See my Pentax K1 wish list at B&H Photo.
See also my in-depth review of the Sigma 35/1.4 DG HSM Art, used for this study.
This painted wooden box features intricate carved-stone figures. The comparison is from the central 15% of the frame (about 3.7 megapixels of the 24 megapixel sensor).
Dan M writes:
Wow. The carved box figures are exactly the kind of thing I was hoping you’d use. One area that really shows a difference is the handle on the dagger or sword the lady on the left is holding.
Some of your readers must think we’re nuts to spend so much energy on this. An hour in a museum or auction house studio would give them our reasons.
You might be photographing jade figures that might be changing owners for the first time in 60 years, or leaving an original family for the first time in 150 years. Or a Christmas “Pyramid” and its carved Nativity figures from 1840s Germany that cannot and should not be manhandled for photography very often, or exposed to studio lights beyond what’s absolutely necessary to record every detail from each angle, once. Many of the photos are for condition reports to record every possible detail of wear or damage to the artifact when it first arrives in the collection. That’s the base information to which all future changes in the artifact will be compared. Artifacts just can’t be photographed any time you feel like it, or when you get new gear. Many are on display. It is an event when we take Crockett’s Betsy out of her permanent gallery display case. I can remember every time we’ve done it. It is not easy to photograph a long rifle.
Put another way: When I photograph our top artifacts, it’s with a ridiculously oversized Gitzo 5514 tripod, with cable release, with a super secure artifact table, with lights positioned before the artifact is placed and only fine adjustments made afterward, with the camera set on MUP, with all knobs on the tripod and ballhead tightened and secure, with front curtain shutter employed. And of course, the images are 16 bit Tiffs in the originals we keep, and the raw file is kept for each key image. These ain’t snapshots, in other words. We’re trying to employ everything possible to maximize the quality of the image. So in that world, the difference between toggling to standard vs toggling to SupeRes Pixel Shift in your test images means a great deal. Especially when you consider that once the K-1 and a good compatible lens was purchased and put on the job, it would add no time to what might be a hour and half setup, but from then on it adds that last measure of quality to every image you take. So the K 1 could be a big deal for product or artifact work.
DIGLLOYD: with SuperRes mode, fine cuts in the stone and even fine crystalline edges within the stone emerge. These sorts of details are only half-way there in StdRes mode.
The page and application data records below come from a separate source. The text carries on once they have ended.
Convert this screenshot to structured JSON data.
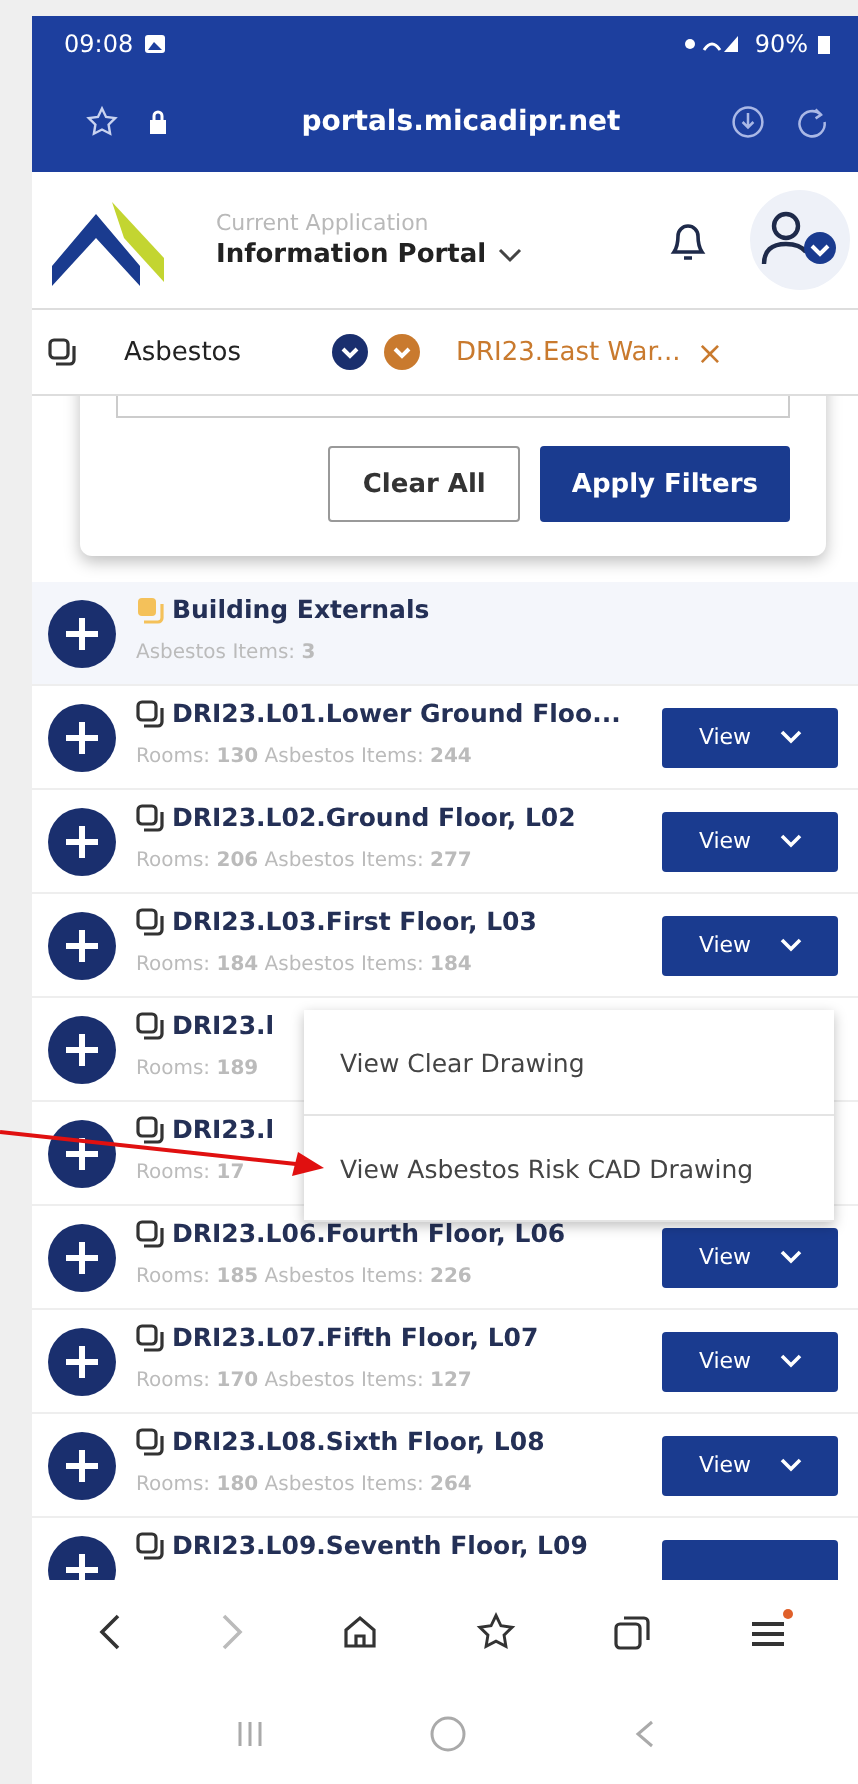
{
  "status_bar": {
    "time": "09:08",
    "battery": "90%"
  },
  "browser": {
    "url": "portals.micadipr.net"
  },
  "header": {
    "app_caption": "Current Application",
    "app_name": "Information Portal"
  },
  "filter_bar": {
    "module": "Asbestos",
    "selection": "DRI23.East War...",
    "close": "×"
  },
  "filter_panel": {
    "buttons": [
      {
        "label": "Clear All",
        "kind": "secondary"
      },
      {
        "label": "Apply Filters",
        "kind": "primary"
      }
    ]
  },
  "rows": [
    {
      "kind": "group",
      "title": "Building Externals",
      "meta": "Asbestos Items: **3**"
    },
    {
      "kind": "floor",
      "title": "DRI23.L01.Lower Ground Floo...",
      "meta": "Rooms: **130** Asbestos Items: **244**",
      "button": "View"
    },
    {
      "kind": "floor",
      "title": "DRI23.L02.Ground Floor, L02",
      "meta": "Rooms: **206** Asbestos Items: **277**",
      "button": "View"
    },
    {
      "kind": "floor",
      "title": "DRI23.L03.First Floor, L03",
      "meta": "Rooms: **184** Asbestos Items: **184**",
      "button": "View"
    },
    {
      "kind": "floor",
      "title": "DRI23.l",
      "meta": "Rooms: **189**"
    },
    {
      "kind": "floor",
      "title": "DRI23.l",
      "meta": "Rooms: **17**"
    },
    {
      "kind": "floor",
      "title": "DRI23.L06.Fourth Floor, L06",
      "meta": "Rooms: **185** Asbestos Items: **226**",
      "button": "View"
    },
    {
      "kind": "floor",
      "title": "DRI23.L07.Fifth Floor, L07",
      "meta": "Rooms: **170** Asbestos Items: **127**",
      "button": "View"
    },
    {
      "kind": "floor",
      "title": "DRI23.L08.Sixth Floor, L08",
      "meta": "Rooms: **180** Asbestos Items: **264**",
      "button": "View"
    },
    {
      "kind": "floor",
      "title": "DRI23.L09.Seventh Floor, L09",
      "button": ""
    }
  ],
  "dropdown_menu": {
    "items": [
      "View Clear Drawing",
      "View Asbestos Risk CAD Drawing"
    ]
  },
  "browser_toolbar": {
    "menu_notification": true
  }
}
I’m assuming that the forthcoming Pentax K1 will be a very noticeable step up from the K3 II, because each pixel is 55% larger in area and it is full frame with 50% more pixels in total.